Task details
Tally the lines of the records that contain the string "true", then give the total and nothing more.

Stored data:
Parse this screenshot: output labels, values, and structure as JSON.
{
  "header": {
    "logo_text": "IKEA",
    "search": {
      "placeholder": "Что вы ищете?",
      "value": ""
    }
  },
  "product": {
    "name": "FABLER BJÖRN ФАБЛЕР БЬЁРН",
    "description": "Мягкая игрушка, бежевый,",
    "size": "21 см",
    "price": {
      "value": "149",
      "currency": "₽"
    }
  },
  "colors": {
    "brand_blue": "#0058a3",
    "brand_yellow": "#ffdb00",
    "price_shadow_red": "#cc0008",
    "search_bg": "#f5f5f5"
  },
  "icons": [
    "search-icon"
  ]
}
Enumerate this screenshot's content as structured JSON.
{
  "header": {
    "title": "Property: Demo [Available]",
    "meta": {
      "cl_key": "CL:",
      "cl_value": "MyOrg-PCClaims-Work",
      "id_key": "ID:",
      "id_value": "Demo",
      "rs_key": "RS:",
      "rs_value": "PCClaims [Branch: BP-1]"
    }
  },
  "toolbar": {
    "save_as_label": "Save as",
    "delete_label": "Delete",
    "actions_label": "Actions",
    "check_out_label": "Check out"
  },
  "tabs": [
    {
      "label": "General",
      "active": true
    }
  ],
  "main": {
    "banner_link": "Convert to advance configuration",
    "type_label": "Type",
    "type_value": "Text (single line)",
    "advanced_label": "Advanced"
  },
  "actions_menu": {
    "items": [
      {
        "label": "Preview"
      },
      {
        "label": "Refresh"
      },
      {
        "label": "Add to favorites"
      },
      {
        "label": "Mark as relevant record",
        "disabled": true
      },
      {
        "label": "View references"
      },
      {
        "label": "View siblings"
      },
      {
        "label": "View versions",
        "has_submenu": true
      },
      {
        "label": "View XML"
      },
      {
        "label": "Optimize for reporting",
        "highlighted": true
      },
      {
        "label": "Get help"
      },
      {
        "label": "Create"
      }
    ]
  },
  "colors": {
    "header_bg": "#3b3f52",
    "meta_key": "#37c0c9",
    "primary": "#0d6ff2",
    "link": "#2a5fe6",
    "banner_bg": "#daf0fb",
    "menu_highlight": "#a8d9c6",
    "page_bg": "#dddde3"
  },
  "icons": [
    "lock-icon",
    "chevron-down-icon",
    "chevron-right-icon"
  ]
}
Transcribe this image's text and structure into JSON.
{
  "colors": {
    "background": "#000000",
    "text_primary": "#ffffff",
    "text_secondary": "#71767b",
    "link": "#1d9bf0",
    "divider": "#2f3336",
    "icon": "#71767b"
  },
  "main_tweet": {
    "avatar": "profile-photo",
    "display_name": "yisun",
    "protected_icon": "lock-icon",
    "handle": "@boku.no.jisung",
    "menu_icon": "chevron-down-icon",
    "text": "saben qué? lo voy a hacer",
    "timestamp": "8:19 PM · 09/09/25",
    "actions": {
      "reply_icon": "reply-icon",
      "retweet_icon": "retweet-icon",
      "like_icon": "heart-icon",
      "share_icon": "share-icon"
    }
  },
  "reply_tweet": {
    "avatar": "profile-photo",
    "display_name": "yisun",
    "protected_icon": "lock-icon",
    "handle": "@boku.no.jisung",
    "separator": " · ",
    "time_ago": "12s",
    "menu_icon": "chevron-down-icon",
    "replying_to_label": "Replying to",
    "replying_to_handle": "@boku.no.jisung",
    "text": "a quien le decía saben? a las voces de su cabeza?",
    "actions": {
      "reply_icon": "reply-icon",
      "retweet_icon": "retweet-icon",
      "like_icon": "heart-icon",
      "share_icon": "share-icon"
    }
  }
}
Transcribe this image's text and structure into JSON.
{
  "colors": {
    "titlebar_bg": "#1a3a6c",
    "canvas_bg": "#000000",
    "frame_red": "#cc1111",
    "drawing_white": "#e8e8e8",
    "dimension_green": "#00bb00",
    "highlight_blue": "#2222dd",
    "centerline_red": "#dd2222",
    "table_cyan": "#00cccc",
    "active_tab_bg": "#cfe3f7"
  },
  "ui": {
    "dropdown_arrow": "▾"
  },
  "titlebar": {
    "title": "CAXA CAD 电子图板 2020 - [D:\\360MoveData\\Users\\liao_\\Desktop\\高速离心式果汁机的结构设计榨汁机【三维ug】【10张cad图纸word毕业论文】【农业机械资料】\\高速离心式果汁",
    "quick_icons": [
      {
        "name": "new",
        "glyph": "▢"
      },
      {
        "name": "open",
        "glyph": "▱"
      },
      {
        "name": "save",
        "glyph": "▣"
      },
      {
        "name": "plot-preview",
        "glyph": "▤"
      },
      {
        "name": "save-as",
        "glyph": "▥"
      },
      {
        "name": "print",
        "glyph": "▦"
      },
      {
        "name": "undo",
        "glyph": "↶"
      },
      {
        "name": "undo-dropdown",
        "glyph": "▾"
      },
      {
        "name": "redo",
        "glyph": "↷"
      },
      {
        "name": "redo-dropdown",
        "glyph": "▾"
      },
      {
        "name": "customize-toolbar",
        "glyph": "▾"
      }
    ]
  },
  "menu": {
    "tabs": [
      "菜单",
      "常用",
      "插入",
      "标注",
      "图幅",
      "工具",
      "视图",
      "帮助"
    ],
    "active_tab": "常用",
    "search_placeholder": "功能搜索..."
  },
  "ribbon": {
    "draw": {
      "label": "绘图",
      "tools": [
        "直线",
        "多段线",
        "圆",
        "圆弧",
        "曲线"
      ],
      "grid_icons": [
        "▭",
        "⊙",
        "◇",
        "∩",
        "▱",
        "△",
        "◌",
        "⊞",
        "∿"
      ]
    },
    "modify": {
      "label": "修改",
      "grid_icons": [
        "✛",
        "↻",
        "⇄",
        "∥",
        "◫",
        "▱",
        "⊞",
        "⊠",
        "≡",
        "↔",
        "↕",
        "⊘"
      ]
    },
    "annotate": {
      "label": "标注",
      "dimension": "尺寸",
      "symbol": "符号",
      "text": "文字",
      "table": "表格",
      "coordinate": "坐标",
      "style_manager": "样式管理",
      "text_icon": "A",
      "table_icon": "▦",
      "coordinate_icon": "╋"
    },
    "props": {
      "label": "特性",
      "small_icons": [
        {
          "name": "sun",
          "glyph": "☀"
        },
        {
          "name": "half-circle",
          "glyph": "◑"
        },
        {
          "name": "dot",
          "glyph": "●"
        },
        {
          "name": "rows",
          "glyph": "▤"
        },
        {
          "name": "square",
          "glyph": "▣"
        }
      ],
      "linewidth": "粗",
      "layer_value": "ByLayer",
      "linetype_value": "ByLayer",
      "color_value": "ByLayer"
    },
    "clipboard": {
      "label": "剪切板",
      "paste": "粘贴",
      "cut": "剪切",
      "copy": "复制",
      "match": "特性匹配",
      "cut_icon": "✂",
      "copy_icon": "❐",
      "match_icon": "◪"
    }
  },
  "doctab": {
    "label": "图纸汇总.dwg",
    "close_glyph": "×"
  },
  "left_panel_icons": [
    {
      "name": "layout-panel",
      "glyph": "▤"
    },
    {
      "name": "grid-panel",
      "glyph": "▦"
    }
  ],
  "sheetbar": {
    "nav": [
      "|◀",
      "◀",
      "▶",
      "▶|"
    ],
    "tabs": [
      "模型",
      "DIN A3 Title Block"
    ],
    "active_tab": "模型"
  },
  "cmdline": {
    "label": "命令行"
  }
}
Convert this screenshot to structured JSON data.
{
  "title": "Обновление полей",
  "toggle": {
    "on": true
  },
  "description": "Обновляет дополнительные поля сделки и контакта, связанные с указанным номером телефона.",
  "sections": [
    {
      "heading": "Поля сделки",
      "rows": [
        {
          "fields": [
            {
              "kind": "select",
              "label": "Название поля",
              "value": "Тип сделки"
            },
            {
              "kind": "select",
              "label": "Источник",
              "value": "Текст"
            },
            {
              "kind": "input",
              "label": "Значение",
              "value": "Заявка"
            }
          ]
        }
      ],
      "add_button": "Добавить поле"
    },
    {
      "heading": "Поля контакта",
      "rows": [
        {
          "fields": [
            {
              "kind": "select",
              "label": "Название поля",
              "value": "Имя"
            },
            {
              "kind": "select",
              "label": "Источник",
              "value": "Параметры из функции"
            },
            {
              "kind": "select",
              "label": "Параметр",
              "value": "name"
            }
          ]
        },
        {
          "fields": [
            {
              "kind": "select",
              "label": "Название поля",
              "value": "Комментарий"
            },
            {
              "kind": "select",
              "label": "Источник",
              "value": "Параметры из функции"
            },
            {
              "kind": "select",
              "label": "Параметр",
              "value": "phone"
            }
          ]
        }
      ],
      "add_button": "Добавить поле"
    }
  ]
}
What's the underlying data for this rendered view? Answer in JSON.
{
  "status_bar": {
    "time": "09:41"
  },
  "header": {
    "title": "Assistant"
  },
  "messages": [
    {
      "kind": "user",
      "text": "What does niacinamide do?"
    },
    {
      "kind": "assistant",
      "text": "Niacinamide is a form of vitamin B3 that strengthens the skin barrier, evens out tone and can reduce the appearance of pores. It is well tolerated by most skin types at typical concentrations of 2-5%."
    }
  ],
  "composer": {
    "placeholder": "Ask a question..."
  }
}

Response to this exercise
5